---------- DATA SECTION

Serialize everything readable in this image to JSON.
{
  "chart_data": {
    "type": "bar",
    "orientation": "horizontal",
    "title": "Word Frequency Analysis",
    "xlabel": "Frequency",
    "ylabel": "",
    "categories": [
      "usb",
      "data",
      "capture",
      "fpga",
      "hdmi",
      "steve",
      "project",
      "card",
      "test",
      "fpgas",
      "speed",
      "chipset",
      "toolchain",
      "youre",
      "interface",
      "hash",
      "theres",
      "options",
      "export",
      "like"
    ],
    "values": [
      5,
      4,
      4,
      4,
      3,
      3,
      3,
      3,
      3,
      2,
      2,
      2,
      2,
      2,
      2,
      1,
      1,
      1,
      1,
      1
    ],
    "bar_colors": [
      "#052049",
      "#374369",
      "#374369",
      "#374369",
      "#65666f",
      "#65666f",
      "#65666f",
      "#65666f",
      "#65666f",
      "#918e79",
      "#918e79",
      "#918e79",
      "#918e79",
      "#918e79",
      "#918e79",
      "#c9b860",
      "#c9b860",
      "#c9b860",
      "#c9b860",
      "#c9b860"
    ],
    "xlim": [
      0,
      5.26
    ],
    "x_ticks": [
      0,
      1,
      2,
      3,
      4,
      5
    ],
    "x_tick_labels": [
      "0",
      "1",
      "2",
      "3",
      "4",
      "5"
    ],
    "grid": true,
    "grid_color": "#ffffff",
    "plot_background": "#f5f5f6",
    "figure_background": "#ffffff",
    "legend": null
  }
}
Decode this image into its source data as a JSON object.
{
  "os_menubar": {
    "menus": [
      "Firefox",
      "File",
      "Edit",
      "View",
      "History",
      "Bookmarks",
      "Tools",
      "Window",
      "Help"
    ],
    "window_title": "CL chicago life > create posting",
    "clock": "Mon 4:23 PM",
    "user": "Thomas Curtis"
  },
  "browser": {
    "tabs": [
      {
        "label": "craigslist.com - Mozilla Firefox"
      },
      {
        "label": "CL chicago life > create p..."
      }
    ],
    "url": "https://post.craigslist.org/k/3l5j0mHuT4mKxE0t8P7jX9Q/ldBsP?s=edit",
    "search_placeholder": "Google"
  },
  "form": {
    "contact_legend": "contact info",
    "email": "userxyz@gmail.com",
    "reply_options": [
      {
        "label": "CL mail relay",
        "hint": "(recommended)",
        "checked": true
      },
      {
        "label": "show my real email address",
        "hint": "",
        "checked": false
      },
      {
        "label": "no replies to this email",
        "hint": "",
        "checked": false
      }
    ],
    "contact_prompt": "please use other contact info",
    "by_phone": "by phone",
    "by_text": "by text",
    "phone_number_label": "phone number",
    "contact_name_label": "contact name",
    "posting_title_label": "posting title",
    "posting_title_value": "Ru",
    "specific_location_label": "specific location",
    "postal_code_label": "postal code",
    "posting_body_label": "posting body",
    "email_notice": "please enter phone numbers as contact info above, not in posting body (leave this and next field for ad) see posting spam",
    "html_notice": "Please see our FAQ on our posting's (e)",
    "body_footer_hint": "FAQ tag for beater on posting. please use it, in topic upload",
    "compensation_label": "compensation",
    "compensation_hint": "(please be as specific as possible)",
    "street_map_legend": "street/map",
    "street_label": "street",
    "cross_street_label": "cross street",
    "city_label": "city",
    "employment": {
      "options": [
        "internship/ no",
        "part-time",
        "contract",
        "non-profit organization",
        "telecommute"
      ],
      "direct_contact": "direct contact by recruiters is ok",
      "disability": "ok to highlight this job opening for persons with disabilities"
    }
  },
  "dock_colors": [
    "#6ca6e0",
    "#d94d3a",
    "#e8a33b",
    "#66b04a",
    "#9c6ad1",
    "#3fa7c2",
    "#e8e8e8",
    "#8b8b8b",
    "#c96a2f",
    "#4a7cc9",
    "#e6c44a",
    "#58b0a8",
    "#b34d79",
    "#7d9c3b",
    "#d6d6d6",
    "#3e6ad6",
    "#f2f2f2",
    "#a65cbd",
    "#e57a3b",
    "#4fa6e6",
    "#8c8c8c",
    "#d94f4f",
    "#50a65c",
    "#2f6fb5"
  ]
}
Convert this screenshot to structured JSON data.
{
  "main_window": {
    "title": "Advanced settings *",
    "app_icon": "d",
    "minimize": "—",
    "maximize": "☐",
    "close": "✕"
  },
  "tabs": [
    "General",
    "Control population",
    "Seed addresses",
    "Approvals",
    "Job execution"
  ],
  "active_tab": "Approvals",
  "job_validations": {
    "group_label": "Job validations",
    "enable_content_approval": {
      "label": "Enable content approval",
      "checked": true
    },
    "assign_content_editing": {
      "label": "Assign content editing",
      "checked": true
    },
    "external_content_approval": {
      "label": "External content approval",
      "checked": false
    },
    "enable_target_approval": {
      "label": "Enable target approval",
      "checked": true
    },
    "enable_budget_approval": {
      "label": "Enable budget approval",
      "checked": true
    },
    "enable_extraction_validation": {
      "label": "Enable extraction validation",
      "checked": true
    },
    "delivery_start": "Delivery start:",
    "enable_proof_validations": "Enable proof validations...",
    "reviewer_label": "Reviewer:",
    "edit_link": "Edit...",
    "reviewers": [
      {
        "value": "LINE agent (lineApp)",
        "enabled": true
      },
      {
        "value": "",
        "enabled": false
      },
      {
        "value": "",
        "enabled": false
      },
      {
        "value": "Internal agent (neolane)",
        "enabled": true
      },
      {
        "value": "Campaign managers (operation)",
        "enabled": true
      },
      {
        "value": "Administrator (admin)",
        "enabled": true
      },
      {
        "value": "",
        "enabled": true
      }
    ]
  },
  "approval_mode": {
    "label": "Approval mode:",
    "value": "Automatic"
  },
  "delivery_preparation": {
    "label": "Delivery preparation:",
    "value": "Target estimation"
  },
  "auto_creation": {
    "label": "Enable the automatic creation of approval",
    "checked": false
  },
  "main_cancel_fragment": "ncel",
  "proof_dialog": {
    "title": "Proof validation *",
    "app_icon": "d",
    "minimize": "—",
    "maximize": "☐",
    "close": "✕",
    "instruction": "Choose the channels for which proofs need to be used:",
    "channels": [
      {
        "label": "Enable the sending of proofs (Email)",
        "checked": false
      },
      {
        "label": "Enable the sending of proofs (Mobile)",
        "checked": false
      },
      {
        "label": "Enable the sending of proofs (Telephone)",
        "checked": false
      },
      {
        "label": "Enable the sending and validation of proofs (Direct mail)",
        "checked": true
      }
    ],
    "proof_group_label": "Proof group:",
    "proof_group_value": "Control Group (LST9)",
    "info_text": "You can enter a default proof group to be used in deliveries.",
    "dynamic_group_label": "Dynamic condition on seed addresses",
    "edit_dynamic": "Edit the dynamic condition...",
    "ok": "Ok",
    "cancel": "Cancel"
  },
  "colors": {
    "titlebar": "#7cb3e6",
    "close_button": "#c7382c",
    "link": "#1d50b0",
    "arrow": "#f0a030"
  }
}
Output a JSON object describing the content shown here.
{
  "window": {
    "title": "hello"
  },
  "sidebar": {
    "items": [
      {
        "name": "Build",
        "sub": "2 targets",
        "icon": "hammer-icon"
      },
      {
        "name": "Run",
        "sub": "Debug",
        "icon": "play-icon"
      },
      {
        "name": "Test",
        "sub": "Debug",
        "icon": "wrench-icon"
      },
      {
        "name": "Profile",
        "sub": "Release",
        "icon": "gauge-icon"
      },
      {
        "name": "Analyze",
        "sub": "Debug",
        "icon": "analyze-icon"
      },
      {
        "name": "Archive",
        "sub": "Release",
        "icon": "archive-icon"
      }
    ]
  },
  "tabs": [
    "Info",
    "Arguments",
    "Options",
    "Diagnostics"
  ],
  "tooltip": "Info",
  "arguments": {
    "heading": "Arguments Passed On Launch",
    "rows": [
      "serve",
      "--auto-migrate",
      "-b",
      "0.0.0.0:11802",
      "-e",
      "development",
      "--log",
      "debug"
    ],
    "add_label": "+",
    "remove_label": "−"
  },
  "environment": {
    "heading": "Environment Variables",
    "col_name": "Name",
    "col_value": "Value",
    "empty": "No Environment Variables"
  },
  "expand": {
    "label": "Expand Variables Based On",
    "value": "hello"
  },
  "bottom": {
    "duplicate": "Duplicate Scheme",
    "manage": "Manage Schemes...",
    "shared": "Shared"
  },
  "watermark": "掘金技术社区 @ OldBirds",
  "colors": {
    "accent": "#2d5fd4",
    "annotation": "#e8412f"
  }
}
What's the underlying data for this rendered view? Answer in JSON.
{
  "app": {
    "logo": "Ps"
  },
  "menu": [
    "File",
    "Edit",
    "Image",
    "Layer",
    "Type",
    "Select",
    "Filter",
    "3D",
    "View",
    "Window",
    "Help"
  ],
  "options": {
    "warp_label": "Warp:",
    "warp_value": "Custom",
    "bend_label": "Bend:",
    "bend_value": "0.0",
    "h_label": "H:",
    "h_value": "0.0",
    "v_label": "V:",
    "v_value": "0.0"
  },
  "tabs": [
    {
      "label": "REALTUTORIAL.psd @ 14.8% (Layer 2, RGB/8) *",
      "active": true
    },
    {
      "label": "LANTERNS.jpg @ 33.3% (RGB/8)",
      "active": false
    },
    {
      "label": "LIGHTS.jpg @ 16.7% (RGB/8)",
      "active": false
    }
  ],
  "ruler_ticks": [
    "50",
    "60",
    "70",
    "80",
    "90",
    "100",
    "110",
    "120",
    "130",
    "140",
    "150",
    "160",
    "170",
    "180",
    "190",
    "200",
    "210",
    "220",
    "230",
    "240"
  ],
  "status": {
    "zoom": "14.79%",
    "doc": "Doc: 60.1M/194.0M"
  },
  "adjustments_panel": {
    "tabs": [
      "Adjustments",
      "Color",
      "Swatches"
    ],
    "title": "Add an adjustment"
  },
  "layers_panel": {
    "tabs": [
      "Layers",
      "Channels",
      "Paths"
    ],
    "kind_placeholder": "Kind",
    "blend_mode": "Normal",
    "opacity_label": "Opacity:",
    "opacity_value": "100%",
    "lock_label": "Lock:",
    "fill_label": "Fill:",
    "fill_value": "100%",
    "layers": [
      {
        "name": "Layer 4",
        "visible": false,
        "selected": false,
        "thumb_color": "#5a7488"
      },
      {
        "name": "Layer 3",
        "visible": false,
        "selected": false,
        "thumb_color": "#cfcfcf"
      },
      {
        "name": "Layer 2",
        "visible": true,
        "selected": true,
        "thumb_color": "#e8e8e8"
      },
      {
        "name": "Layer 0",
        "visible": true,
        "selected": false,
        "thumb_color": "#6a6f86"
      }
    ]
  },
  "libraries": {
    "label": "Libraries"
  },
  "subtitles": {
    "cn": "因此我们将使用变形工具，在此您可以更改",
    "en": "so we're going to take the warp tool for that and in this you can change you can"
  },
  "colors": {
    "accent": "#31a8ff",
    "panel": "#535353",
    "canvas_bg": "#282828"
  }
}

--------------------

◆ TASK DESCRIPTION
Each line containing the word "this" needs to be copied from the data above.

◆ SOLUTION
Serialize everything readable in this image to JSON.
Decode this image into its source data as a JSON object.
        "label": "no replies to this email",
    "email_notice": "please enter phone numbers as contact info above, not in posting body (leave this and next field for ad) see posting spam",
      "disability": "ok to highlight this job opening for persons with disabilities"
Convert this screenshot to structured JSON data.
What's the underlying data for this rendered view? Answer in JSON.
    "en": "so we're going to take the warp tool for that and in this you can change you can"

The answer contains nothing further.